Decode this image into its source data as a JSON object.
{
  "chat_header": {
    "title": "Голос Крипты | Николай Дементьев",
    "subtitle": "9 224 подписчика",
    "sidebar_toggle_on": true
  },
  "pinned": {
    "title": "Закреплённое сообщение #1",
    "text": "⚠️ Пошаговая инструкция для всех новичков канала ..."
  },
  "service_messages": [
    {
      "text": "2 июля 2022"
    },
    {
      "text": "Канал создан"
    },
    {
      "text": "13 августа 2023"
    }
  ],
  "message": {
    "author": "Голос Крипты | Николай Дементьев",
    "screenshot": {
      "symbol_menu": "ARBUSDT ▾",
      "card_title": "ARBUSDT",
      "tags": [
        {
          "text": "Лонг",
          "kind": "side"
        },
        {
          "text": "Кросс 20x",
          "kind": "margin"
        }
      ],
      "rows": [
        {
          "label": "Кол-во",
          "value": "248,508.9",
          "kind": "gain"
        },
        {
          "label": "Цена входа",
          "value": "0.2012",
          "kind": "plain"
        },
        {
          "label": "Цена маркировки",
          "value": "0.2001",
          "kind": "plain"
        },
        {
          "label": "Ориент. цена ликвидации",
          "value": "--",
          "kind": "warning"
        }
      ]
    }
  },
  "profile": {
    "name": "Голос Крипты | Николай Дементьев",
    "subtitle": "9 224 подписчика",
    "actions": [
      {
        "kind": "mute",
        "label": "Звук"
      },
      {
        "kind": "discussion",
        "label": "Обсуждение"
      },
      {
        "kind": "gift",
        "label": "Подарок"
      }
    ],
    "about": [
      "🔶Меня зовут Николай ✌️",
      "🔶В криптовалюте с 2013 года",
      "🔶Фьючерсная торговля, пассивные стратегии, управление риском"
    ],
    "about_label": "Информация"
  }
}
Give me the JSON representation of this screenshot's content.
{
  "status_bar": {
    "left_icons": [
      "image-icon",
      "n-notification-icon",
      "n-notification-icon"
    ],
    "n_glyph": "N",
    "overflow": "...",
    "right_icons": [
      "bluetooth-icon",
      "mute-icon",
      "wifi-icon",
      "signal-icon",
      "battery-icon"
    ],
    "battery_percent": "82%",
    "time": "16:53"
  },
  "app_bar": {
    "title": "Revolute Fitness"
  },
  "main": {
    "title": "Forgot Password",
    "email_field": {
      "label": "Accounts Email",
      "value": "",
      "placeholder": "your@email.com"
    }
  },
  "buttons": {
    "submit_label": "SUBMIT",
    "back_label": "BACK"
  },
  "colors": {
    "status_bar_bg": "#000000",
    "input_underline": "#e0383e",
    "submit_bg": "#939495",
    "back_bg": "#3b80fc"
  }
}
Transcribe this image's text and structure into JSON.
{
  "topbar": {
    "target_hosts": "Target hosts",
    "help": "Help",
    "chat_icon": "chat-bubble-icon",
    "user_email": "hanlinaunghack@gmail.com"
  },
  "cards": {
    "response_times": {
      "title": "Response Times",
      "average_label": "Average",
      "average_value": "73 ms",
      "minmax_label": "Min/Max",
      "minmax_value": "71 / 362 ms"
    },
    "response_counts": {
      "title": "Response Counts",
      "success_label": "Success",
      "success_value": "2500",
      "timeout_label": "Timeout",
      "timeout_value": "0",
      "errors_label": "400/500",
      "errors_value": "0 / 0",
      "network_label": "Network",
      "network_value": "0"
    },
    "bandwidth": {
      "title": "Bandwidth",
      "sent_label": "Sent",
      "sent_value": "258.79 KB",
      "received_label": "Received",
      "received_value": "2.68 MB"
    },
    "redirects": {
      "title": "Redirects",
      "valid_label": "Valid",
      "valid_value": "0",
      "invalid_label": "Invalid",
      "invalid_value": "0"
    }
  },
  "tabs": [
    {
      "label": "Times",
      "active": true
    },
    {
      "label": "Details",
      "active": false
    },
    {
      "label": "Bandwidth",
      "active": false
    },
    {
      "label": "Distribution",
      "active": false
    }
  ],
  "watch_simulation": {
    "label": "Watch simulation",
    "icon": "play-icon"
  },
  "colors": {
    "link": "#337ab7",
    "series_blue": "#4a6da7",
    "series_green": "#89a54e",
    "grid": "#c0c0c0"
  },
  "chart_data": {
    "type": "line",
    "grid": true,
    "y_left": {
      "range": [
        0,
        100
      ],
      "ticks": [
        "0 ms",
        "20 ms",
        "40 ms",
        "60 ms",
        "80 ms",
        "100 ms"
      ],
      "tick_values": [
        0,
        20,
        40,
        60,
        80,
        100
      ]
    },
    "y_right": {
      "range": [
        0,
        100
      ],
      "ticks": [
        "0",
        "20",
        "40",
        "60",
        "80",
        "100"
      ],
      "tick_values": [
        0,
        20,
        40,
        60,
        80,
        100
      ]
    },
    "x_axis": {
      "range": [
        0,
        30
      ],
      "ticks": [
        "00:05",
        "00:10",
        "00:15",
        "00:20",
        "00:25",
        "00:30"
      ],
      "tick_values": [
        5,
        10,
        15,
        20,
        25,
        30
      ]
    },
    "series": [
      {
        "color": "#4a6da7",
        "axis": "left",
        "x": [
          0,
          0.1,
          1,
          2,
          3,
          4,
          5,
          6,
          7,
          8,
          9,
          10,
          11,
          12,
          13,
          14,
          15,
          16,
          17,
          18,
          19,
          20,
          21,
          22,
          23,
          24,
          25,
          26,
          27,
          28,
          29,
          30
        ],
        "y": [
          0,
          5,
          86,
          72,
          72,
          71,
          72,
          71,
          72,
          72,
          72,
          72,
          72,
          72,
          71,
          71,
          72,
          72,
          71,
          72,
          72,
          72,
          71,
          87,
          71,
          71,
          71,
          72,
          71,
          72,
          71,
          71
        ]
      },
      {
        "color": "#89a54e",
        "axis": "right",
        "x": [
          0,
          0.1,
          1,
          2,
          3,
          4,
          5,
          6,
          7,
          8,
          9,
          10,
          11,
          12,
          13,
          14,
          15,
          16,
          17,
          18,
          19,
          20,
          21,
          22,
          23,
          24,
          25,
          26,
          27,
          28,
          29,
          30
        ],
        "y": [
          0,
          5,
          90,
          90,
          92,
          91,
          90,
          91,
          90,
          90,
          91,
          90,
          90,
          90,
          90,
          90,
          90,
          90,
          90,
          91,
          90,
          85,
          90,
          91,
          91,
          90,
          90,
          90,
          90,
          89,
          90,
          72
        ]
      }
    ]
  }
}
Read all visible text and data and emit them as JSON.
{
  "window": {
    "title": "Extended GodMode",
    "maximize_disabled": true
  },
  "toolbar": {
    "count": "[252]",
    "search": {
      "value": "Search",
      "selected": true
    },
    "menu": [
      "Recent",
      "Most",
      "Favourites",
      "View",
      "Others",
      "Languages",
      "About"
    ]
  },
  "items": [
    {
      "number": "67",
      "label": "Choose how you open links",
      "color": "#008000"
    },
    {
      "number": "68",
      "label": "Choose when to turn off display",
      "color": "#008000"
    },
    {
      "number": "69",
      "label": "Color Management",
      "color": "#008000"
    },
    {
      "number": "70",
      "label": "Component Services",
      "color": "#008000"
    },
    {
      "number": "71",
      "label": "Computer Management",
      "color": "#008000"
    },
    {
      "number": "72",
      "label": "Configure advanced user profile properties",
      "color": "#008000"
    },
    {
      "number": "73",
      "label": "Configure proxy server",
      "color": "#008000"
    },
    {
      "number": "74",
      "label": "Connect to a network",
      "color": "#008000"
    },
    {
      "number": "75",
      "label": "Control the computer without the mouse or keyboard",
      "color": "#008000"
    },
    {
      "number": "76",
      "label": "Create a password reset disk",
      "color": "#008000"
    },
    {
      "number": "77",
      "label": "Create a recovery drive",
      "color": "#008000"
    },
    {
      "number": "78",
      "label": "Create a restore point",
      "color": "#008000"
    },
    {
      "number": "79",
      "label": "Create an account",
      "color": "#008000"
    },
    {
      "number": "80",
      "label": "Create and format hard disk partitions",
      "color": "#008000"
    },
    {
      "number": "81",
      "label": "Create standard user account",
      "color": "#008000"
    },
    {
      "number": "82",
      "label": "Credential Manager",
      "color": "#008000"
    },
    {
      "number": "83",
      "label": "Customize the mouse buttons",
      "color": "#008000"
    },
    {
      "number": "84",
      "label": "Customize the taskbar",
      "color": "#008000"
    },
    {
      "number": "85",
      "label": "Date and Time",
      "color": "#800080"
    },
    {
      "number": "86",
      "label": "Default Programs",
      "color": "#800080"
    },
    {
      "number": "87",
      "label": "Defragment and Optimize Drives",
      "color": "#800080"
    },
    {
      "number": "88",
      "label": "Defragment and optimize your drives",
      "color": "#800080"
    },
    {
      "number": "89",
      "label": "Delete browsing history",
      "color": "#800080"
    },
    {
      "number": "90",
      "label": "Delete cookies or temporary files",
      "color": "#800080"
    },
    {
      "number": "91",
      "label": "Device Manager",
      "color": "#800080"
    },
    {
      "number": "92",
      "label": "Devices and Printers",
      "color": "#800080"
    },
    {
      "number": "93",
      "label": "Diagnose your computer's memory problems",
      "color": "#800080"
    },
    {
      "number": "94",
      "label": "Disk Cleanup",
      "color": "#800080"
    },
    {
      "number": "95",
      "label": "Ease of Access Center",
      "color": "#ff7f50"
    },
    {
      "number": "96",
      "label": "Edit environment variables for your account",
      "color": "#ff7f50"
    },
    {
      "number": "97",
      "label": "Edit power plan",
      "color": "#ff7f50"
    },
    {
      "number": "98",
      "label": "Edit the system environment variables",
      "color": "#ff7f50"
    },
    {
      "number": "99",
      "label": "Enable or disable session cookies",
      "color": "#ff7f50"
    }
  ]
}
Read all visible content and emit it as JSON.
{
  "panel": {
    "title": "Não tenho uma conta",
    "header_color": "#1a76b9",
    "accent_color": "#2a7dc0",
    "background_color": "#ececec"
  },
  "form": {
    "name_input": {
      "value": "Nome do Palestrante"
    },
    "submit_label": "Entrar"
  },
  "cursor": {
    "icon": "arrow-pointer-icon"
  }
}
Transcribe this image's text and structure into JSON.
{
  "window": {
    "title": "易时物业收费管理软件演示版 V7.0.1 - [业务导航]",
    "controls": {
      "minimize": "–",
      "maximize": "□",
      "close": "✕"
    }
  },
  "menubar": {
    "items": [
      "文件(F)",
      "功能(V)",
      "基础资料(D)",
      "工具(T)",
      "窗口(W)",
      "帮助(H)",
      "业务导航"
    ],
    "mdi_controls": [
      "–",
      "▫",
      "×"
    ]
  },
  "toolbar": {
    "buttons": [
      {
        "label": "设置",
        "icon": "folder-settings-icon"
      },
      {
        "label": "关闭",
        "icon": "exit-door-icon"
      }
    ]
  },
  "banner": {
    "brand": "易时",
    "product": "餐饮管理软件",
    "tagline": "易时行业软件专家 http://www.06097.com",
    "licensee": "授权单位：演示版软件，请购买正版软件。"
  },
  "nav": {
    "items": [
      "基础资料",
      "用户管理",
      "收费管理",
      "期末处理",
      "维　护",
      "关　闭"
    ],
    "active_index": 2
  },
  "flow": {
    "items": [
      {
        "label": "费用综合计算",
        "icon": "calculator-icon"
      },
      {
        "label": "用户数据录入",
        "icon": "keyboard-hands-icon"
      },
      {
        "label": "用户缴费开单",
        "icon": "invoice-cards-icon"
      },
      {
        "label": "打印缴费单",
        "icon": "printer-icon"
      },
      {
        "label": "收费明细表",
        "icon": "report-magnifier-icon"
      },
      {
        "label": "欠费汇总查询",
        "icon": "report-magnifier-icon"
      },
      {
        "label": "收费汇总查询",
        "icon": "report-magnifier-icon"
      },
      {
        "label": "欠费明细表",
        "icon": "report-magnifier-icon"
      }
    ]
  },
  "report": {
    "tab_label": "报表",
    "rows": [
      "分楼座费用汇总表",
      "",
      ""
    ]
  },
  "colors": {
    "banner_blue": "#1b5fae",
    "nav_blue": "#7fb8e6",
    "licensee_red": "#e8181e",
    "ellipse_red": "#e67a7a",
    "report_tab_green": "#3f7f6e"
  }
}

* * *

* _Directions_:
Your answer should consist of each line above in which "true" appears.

* _Problem solution_:
    "sidebar_toggle_on": true
      "active": true
    "grid": true,
    "maximize_disabled": true
      "selected": true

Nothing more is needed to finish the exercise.